Why is CCUS important?

CO2 is a greenhouse gas linked to global climate change and removing it from the atmosphere can help slow climate change. CCUS will play a vital role in helping Canada achieve its enhanced climate targets, including a 40 – 45 per cent reduction in greenhouse gas emissions, based on 2005 levels, by 2030.

Can CO2 that is stored be utilized later?

No, once stored underground, CO2 will remain there permanently. Sequestration is located in large geological formations deep underground. In Alberta’s case, the formation is over two kilometres beneath the surface.

How is CO2 captured?

There are several ways that CO2 can be captured, including solvent based technologies, physical membranes/filters, and absorbents. Alberta Carbon Grid (ACG) industrial customers will capture CO2 from their facilities before being transported by ACG pipelines to a sequestration reservoir. The CO2 will be converted from a gas into a liquid before being transported because more CO2 can be transported in liquid form than in a gas form.

Where can CO2 be stored?

CO2 can be stored in any location with the right geological conditions. Currently, the Government of Alberta will only grant permission for CO2 storage within crown land.
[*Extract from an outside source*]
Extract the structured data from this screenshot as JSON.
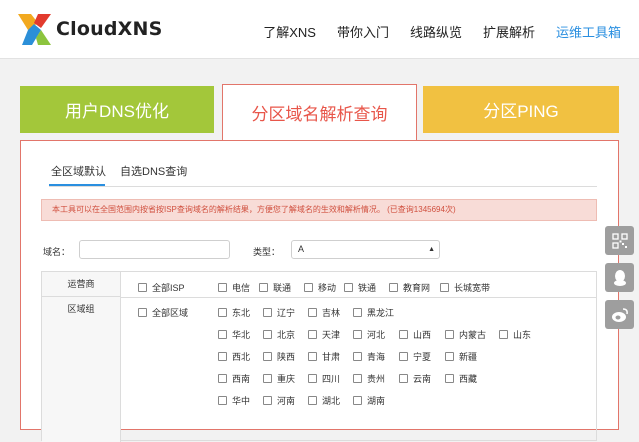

Can stored CO2 be released accidentally?

CO2 storage reservoirs are deep underground and geologically stable – meaning the reservoir formation has strong containment characteristics to prevent CO2 from escaping. Additionally, safety and environmental considerations drive both Pembina’s and TC Energy’s technical due diligence to support our current and proposed operations. All sequestration project regulatory approvals require that sequestration operators have an active and effective monitoring, measurement, and verification plan that ensures the CO2 is stored as intended.

Can stored CO2 impact groundwater sources?
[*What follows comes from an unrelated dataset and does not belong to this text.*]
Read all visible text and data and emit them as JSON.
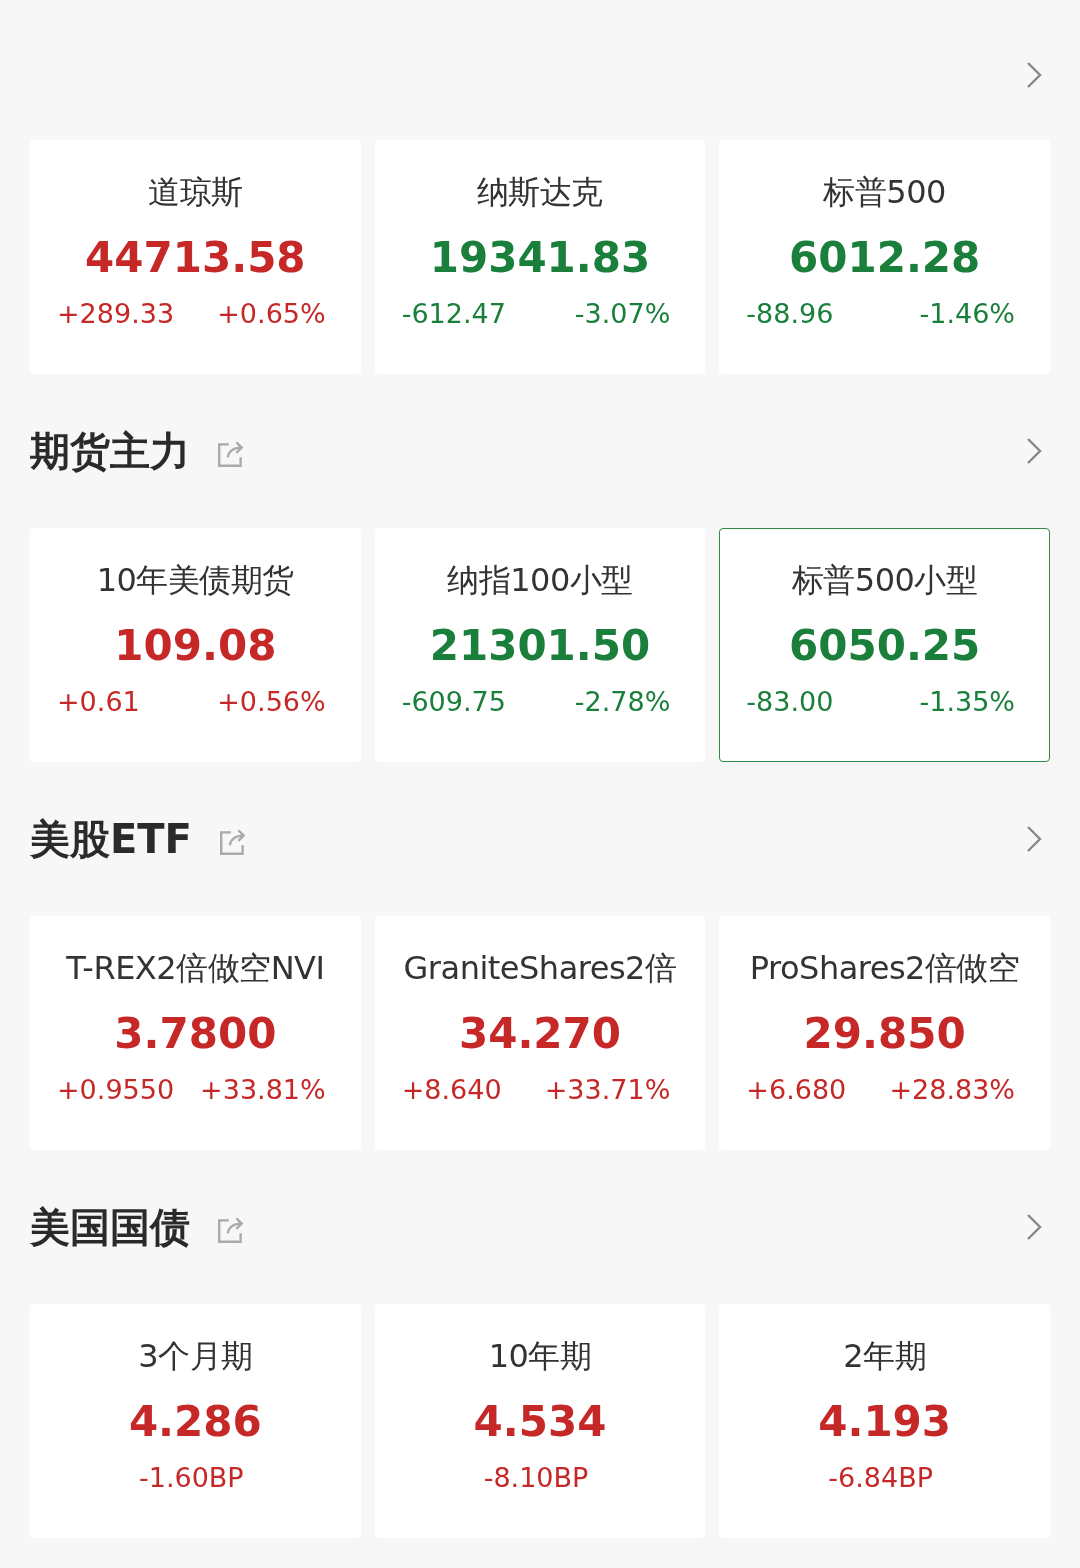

No, underground storage for CO2 is much deeper than groundwater sources.

What role does ACG have in CCUS?

The ACG is designed to collect CO2 from multiple emitters and transport it to a sequestration hub(s). ACG is considering new assets, existing infrastructure, and a newly developed carbon sequestration hub to connect the province’s largest regions of industrial emissions to key sequestration locations.